WHAT THE EXERCISE ASKS:
Search the data for "meta" and copy every matching line.
[SUPPLIED ENTRIES]
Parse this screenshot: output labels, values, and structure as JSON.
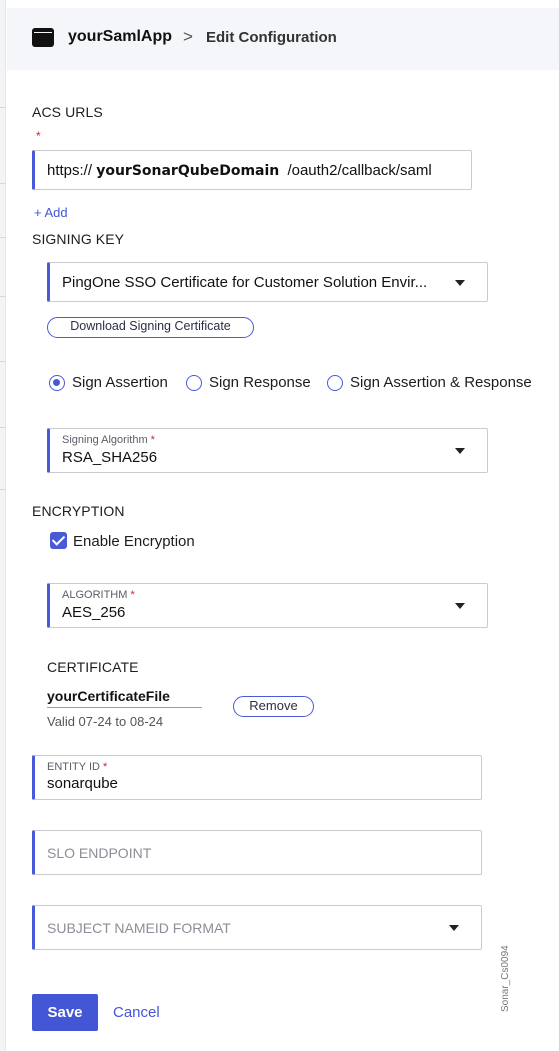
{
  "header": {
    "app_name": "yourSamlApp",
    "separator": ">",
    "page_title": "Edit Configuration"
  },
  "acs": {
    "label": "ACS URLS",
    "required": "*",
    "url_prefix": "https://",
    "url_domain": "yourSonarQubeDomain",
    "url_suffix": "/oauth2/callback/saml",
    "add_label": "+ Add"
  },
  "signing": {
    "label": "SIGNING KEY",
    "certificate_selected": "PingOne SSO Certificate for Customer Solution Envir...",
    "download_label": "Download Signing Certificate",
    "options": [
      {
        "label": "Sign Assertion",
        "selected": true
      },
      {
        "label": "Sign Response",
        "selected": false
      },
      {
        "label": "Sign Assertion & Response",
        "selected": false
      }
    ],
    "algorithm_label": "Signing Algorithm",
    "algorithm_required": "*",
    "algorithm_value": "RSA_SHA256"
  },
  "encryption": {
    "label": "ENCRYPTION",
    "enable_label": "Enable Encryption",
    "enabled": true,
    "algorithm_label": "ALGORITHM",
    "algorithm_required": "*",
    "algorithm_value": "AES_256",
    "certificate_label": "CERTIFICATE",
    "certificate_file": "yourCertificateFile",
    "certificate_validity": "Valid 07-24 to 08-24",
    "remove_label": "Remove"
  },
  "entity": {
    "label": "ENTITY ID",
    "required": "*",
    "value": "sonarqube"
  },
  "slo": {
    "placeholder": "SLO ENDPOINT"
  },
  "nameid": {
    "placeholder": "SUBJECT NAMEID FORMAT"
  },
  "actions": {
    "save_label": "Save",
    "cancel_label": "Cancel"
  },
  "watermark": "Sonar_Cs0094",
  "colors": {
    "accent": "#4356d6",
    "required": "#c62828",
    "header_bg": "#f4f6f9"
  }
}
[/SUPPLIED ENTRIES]
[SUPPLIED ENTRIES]
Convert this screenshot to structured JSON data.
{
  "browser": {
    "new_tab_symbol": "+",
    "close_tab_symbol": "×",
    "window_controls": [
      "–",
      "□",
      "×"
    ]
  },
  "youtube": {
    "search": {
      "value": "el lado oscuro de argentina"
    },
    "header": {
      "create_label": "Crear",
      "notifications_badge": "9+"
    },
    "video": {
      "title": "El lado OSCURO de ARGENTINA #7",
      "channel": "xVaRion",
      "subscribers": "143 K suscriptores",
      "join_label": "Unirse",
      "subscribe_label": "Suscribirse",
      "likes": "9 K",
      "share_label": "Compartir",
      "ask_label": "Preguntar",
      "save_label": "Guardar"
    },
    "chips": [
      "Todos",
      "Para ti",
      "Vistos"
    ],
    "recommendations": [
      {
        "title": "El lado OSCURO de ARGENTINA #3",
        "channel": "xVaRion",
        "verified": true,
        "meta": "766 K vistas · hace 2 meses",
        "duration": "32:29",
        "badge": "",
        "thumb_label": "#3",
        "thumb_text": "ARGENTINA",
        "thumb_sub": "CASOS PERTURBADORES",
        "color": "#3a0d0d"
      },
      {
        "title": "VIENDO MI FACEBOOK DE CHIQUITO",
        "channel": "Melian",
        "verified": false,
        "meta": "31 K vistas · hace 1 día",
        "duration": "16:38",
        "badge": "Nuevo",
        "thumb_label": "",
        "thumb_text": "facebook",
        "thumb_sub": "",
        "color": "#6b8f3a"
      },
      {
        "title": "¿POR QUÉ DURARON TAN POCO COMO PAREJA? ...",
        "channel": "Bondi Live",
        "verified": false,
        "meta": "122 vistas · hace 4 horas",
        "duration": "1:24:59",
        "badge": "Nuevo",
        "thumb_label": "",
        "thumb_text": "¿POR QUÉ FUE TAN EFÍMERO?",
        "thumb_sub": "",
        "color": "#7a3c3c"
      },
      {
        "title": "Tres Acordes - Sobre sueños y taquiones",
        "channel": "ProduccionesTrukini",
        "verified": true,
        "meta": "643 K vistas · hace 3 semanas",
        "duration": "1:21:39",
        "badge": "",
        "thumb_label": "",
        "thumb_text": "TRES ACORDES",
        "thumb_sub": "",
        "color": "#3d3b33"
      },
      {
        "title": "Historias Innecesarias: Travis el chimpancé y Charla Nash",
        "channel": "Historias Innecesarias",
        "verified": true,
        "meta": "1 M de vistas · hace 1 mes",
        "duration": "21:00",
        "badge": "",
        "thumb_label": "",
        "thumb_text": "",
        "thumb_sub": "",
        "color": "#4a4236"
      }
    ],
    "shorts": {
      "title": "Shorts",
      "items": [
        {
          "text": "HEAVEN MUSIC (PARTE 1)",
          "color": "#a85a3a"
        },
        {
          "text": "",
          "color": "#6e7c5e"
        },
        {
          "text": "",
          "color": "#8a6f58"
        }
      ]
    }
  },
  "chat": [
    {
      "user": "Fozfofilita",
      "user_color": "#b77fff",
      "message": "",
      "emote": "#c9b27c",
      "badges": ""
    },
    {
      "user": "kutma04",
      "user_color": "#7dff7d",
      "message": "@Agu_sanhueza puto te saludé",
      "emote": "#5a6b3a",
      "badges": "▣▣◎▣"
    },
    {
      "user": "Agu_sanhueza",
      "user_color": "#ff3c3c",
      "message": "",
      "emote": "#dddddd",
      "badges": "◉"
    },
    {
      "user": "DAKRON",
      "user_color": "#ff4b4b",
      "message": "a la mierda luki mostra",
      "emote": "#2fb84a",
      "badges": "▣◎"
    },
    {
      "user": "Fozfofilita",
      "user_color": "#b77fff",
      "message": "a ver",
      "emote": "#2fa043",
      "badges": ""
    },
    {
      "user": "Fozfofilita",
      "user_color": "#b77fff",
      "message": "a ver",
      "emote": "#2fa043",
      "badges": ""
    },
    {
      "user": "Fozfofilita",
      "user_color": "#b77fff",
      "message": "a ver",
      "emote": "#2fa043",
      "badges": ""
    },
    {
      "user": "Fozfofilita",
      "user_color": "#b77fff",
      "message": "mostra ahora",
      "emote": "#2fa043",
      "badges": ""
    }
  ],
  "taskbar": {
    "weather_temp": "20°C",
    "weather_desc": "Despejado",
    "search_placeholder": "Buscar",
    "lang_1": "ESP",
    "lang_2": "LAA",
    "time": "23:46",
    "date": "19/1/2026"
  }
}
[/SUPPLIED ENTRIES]
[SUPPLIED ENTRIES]
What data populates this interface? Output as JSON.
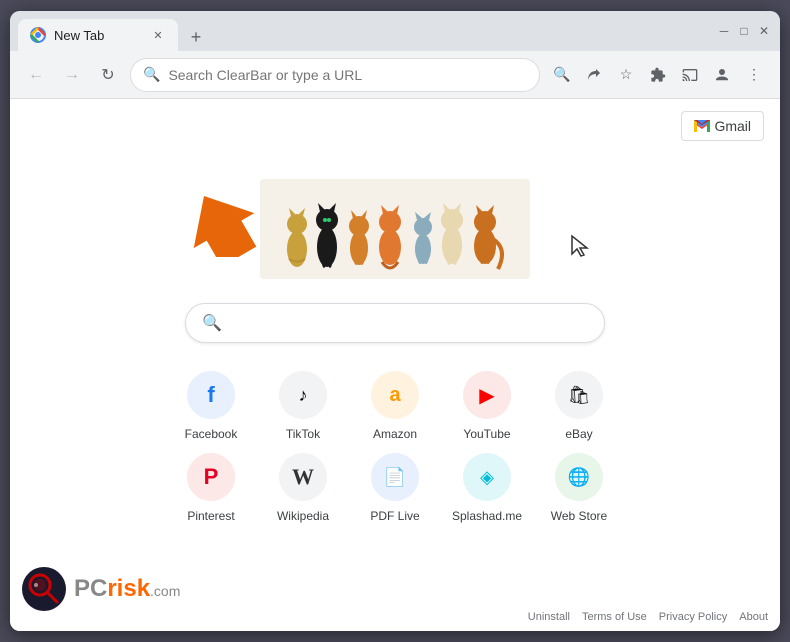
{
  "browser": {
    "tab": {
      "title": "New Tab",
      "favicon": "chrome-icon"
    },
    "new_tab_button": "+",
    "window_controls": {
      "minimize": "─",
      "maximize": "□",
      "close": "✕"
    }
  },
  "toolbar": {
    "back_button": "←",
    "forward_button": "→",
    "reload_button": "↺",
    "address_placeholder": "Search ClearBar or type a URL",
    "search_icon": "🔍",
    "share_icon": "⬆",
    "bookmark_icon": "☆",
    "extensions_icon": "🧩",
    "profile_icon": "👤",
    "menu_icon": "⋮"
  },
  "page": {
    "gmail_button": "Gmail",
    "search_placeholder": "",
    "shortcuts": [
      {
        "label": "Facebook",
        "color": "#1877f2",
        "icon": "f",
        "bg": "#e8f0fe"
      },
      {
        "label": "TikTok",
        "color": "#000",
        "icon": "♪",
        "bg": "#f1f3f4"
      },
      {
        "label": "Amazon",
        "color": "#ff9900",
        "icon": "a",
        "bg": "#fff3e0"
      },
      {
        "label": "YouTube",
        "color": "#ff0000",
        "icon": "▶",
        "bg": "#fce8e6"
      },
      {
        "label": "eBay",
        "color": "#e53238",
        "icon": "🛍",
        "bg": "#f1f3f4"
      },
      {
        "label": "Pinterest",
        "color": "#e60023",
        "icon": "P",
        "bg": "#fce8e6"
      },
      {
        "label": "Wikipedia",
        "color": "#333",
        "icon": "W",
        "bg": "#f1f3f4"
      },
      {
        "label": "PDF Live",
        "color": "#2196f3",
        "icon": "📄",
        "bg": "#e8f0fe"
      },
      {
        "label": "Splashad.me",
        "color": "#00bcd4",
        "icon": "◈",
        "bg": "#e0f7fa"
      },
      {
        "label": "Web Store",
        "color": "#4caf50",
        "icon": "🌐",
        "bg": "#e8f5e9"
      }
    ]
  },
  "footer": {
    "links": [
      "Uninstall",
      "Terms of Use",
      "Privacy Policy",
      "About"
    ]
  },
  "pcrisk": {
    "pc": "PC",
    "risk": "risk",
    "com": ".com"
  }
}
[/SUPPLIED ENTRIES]
ANSWER TO THIS PROBLEM:
        "meta": "766 K vistas · hace 2 meses",
        "meta": "31 K vistas · hace 1 día",
        "meta": "122 vistas · hace 4 horas",
        "meta": "643 K vistas · hace 3 semanas",
        "meta": "1 M de vistas · hace 1 mes",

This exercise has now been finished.